For each line below that contains the word "JSON", make a copy.

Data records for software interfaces
◆ ◆ ◆ ◆ ◆ ◆ ◆

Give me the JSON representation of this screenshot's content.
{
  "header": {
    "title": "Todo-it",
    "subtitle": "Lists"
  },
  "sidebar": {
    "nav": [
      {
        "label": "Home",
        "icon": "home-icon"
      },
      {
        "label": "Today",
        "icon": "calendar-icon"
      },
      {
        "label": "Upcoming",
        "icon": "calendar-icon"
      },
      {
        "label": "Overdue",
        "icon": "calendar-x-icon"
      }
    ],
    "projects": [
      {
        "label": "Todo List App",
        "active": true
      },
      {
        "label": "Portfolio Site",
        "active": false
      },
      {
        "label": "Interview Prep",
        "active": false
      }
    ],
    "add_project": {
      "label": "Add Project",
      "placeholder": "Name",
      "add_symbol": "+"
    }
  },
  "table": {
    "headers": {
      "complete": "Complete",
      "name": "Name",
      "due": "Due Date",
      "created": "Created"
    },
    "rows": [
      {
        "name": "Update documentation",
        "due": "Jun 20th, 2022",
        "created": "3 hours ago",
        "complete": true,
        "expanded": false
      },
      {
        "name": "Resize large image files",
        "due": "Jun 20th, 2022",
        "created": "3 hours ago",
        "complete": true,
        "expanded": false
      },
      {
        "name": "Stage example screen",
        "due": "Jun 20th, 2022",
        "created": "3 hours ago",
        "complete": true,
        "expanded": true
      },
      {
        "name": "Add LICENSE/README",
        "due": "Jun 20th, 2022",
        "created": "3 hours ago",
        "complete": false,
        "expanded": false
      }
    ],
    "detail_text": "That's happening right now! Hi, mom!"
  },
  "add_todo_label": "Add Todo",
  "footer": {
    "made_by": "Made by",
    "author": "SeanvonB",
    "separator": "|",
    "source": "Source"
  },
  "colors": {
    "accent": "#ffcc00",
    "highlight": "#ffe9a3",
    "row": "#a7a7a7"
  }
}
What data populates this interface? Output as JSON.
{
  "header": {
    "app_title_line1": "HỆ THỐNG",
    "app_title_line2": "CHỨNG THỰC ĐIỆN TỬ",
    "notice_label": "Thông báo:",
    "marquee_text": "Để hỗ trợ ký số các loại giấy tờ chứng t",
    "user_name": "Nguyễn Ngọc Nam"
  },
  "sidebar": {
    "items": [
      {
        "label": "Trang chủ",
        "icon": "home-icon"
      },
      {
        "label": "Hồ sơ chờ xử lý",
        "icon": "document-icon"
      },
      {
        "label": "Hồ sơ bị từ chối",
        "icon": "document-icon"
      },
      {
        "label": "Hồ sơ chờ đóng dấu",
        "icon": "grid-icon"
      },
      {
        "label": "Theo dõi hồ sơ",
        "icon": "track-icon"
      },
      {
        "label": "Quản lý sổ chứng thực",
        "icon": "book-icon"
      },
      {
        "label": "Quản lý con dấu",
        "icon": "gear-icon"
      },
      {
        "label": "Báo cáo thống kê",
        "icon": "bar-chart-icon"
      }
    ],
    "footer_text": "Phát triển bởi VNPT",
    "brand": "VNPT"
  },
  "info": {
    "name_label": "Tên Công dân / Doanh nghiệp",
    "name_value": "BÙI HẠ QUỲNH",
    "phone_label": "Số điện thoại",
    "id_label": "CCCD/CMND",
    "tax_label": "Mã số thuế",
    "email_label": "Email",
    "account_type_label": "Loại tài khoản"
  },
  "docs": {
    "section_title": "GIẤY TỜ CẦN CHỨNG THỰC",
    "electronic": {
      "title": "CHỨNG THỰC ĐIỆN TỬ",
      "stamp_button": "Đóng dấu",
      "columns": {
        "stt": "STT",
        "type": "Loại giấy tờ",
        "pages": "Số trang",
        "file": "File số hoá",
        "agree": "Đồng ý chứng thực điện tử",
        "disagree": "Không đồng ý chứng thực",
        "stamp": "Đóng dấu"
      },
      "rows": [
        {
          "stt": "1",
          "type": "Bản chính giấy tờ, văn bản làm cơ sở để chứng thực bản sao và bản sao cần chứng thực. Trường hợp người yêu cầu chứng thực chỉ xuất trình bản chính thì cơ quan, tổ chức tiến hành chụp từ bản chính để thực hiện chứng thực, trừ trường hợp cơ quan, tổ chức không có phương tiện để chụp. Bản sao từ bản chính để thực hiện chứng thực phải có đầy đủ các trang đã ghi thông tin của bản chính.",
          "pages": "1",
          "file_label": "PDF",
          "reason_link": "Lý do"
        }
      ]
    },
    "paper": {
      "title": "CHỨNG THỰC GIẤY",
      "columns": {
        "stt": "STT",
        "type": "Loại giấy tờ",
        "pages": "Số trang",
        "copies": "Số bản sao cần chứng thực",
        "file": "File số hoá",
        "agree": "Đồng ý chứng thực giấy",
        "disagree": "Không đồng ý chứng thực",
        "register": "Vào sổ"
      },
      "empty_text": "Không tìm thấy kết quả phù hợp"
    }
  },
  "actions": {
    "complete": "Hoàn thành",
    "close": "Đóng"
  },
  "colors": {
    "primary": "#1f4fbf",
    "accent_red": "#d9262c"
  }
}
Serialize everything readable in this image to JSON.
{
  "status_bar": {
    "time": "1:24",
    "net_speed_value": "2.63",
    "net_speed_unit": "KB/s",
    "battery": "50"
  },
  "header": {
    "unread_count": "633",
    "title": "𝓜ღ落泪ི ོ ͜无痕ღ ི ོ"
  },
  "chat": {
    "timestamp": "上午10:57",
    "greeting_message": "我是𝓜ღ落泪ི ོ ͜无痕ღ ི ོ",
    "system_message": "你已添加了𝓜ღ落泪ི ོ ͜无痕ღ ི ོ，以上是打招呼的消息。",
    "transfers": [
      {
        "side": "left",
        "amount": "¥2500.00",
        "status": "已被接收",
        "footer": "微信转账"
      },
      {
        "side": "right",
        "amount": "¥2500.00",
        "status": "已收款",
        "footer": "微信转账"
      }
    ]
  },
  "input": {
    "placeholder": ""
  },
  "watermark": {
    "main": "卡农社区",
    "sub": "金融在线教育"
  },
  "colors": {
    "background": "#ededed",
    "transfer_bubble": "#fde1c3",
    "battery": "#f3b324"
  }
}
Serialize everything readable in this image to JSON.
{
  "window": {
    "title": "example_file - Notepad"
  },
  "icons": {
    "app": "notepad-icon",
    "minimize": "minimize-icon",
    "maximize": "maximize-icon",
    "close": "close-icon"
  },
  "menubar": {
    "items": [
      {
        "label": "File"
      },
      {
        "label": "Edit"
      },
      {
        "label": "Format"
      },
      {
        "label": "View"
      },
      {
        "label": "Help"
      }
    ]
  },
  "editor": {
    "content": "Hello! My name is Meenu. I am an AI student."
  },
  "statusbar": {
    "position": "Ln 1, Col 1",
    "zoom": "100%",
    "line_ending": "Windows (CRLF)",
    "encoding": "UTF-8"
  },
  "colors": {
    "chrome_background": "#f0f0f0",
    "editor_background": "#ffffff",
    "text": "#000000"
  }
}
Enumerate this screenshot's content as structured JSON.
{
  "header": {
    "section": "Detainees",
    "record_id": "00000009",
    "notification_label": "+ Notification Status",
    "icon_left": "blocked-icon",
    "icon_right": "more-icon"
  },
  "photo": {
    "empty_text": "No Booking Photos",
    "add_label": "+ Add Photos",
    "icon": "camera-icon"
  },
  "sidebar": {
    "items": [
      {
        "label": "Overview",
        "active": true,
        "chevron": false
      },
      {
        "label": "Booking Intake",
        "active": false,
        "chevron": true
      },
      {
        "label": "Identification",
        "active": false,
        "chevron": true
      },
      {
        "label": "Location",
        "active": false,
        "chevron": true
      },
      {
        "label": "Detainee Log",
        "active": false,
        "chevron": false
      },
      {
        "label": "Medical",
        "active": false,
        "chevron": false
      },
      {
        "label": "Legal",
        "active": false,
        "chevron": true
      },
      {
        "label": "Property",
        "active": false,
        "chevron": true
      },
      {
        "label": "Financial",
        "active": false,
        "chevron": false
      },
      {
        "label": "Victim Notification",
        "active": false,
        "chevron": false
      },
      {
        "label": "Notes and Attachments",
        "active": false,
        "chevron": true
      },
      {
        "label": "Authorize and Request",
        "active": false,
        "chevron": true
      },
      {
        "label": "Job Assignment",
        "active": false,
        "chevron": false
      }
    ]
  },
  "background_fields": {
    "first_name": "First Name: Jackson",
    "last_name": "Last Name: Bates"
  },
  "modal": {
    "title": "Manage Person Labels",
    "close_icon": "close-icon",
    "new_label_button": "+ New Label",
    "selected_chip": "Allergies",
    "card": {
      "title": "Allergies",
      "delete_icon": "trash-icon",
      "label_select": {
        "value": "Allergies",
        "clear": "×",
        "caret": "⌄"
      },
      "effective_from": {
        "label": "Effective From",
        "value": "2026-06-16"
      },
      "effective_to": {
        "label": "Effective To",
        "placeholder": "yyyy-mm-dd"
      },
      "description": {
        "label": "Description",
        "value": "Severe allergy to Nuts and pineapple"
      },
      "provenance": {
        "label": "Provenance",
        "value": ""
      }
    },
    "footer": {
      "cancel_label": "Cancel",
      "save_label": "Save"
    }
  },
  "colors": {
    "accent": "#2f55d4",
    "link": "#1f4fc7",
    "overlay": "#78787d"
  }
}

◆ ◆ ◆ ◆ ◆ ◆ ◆

- [ANSWER TO THIS PROBLEM]
Give me the JSON representation of this screenshot's content.
What data populates this interface? Output as JSON.
Serialize everything readable in this image to JSON.
Serialize everything readable in this image to JSON.
Enumerate this screenshot's content as structured JSON.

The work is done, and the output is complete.